Japan’s government and ruling bloc are considering eliminating the country’s effective tariff on imported wheat used to make flour for pasta, in preparation for the effectuation of its economic partnership agreement with the European Union, it was learned Thursday.
With Japan’s tariff on pasta from EU countries set to be removed in the eleventh year after the free trade pact takes effect, the government and the ruling coalition believe that it is necessary to lower domestic pasta makers’ procurement costs, informed sources said. Currently, Japan’s pasta tariff stands at ¥30 per kilogram.
All foreign wheat and barley used in Japan are imported by the government. When it sells the imported grains to private flour mills, effective tariffs are added to the sale prices, in order to protect domestic wheat and barley producers.
Being studied is a plan to remove the effective tariff on durum wheat, which now stands at ¥17 per kilogram on average, according to the sources.
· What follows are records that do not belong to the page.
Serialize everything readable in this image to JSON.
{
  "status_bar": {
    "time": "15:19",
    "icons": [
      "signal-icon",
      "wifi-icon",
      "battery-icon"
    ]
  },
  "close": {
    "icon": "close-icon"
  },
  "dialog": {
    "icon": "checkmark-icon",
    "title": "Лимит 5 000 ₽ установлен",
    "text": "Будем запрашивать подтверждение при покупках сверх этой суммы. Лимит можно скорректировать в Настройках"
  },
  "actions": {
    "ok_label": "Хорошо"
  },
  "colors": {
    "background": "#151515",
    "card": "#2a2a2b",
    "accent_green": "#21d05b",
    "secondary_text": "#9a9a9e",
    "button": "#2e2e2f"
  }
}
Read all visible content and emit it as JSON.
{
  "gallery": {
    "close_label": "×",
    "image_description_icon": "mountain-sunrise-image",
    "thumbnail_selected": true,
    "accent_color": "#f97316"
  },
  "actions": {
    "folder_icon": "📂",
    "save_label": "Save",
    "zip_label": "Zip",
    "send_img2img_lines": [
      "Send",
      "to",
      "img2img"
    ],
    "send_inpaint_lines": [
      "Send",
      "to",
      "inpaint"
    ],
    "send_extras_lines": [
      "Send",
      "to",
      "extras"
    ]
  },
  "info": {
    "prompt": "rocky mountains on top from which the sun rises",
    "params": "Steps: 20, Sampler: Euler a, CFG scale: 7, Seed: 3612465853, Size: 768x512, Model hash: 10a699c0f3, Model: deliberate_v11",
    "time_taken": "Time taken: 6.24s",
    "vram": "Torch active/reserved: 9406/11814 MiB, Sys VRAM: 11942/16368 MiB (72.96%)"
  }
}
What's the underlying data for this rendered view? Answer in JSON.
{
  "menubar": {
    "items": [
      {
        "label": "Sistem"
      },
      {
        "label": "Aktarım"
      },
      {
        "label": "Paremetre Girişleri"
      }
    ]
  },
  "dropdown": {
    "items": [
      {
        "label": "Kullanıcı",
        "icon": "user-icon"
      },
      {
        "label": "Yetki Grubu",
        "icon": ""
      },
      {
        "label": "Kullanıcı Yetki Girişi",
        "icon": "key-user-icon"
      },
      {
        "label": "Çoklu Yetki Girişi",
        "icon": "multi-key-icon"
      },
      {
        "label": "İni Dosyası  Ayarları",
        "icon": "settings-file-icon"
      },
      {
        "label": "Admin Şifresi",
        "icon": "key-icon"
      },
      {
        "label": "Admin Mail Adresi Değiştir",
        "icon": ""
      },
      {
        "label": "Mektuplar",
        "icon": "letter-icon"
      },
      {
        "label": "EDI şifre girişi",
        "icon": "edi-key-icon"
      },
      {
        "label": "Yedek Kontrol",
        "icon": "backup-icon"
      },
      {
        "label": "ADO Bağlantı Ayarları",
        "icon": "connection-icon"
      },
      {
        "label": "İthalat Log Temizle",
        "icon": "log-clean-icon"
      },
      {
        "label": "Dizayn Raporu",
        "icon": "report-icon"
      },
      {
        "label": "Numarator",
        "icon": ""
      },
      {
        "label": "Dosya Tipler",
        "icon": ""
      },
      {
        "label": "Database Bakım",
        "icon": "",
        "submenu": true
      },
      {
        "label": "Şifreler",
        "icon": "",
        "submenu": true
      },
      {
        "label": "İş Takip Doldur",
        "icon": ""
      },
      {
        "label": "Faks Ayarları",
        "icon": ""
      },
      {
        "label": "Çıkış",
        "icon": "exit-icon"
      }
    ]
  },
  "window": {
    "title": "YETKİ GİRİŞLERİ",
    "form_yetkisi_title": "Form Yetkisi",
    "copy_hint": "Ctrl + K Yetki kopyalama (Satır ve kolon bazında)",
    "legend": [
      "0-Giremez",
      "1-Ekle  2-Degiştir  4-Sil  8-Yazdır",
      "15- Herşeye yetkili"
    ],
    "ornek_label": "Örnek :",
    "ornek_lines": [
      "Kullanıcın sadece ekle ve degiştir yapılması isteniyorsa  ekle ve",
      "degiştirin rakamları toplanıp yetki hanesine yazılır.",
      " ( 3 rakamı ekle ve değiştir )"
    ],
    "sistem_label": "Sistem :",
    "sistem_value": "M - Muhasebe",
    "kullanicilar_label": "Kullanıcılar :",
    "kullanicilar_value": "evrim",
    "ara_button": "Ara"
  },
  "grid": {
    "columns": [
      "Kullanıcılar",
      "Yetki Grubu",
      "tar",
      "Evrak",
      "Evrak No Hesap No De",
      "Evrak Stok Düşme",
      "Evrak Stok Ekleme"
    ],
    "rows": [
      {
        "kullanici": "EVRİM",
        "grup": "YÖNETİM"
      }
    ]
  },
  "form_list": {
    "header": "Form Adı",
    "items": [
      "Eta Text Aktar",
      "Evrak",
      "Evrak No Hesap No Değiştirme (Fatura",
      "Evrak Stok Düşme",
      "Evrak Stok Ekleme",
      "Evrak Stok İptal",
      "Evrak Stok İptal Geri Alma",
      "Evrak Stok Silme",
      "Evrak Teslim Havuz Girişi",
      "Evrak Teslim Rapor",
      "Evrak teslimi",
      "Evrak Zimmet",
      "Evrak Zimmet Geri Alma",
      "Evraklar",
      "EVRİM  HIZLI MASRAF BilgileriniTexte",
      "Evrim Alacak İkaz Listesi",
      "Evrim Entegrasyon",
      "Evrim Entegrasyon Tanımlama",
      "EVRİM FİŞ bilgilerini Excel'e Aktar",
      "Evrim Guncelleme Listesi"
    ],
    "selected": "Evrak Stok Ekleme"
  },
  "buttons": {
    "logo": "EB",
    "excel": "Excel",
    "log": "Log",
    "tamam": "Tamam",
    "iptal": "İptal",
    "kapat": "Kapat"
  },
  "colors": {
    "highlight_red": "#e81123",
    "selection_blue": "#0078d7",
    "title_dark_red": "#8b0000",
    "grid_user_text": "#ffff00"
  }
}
More than 90% of imported durum wheat is now from Canada.
Meanwhile, the government and the ruling pair of the Liberal Democratic Party and K?meit? are mulling helping Japanese cheese makers introduce equipment to boost productivity and taking measures to improve the quality of raw milk for cheese, the sources said.